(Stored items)
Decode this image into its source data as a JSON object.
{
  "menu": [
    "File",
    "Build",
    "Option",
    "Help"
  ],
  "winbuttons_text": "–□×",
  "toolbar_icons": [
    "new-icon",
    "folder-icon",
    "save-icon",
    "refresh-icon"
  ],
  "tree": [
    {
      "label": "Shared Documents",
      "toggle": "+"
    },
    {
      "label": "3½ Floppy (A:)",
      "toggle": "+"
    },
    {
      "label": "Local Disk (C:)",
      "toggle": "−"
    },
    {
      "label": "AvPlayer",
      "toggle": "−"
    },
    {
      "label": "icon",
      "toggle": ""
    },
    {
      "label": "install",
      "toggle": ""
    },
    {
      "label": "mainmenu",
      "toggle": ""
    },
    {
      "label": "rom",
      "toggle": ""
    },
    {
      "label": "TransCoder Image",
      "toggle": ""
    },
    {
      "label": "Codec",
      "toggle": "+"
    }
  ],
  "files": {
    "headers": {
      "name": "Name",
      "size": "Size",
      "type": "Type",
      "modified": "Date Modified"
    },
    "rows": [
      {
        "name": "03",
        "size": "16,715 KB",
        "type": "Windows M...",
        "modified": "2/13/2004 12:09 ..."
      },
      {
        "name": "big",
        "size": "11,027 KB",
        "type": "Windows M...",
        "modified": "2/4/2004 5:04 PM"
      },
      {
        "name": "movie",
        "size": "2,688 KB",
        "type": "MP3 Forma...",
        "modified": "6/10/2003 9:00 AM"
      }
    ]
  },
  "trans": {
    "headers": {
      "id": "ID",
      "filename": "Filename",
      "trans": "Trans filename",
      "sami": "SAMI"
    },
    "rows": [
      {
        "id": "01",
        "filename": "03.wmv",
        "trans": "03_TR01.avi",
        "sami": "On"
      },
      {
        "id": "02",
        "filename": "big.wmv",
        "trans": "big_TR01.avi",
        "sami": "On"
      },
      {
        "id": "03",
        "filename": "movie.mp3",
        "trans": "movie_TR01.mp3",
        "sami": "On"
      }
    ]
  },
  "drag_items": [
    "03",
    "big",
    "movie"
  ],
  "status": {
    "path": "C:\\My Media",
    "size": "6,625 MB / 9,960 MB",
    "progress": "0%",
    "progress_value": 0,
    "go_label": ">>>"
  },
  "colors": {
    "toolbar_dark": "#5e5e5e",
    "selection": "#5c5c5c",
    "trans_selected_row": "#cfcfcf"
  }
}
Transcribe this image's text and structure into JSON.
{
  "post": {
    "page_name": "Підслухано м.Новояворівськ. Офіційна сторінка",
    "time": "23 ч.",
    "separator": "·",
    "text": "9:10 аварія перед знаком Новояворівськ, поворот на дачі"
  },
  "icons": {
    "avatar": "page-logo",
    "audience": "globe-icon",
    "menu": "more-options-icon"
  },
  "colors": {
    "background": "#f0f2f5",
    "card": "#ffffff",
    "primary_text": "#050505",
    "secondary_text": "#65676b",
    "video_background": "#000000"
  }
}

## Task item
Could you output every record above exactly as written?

## Output for this task
Decode this image into its source data as a JSON object.
{
  "menu": [
    "File",
    "Build",
    "Option",
    "Help"
  ],
  "winbuttons_text": "–□×",
  "toolbar_icons": [
    "new-icon",
    "folder-icon",
    "save-icon",
    "refresh-icon"
  ],
  "tree": [
    {
      "label": "Shared Documents",
      "toggle": "+"
    },
    {
      "label": "3½ Floppy (A:)",
      "toggle": "+"
    },
    {
      "label": "Local Disk (C:)",
      "toggle": "−"
    },
    {
      "label": "AvPlayer",
      "toggle": "−"
    },
    {
      "label": "icon",
      "toggle": ""
    },
    {
      "label": "install",
      "toggle": ""
    },
    {
      "label": "mainmenu",
      "toggle": ""
    },
    {
      "label": "rom",
      "toggle": ""
    },
    {
      "label": "TransCoder Image",
      "toggle": ""
    },
    {
      "label": "Codec",
      "toggle": "+"
    }
  ],
  "files": {
    "headers": {
      "name": "Name",
      "size": "Size",
      "type": "Type",
      "modified": "Date Modified"
    },
    "rows": [
      {
        "name": "03",
        "size": "16,715 KB",
        "type": "Windows M...",
        "modified": "2/13/2004 12:09 ..."
      },
      {
        "name": "big",
        "size": "11,027 KB",
        "type": "Windows M...",
        "modified": "2/4/2004 5:04 PM"
      },
      {
        "name": "movie",
        "size": "2,688 KB",
        "type": "MP3 Forma...",
        "modified": "6/10/2003 9:00 AM"
      }
    ]
  },
  "trans": {
    "headers": {
      "id": "ID",
      "filename": "Filename",
      "trans": "Trans filename",
      "sami": "SAMI"
    },
    "rows": [
      {
        "id": "01",
        "filename": "03.wmv",
        "trans": "03_TR01.avi",
        "sami": "On"
      },
      {
        "id": "02",
        "filename": "big.wmv",
        "trans": "big_TR01.avi",
        "sami": "On"
      },
      {
        "id": "03",
        "filename": "movie.mp3",
        "trans": "movie_TR01.mp3",
        "sami": "On"
      }
    ]
  },
  "drag_items": [
    "03",
    "big",
    "movie"
  ],
  "status": {
    "path": "C:\\My Media",
    "size": "6,625 MB / 9,960 MB",
    "progress": "0%",
    "progress_value": 0,
    "go_label": ">>>"
  },
  "colors": {
    "toolbar_dark": "#5e5e5e",
    "selection": "#5c5c5c",
    "trans_selected_row": "#cfcfcf"
  }
}
Transcribe this image's text and structure into JSON.
{
  "post": {
    "page_name": "Підслухано м.Новояворівськ. Офіційна сторінка",
    "time": "23 ч.",
    "separator": "·",
    "text": "9:10 аварія перед знаком Новояворівськ, поворот на дачі"
  },
  "icons": {
    "avatar": "page-logo",
    "audience": "globe-icon",
    "menu": "more-options-icon"
  },
  "colors": {
    "background": "#f0f2f5",
    "card": "#ffffff",
    "primary_text": "#050505",
    "secondary_text": "#65676b",
    "video_background": "#000000"
  }
}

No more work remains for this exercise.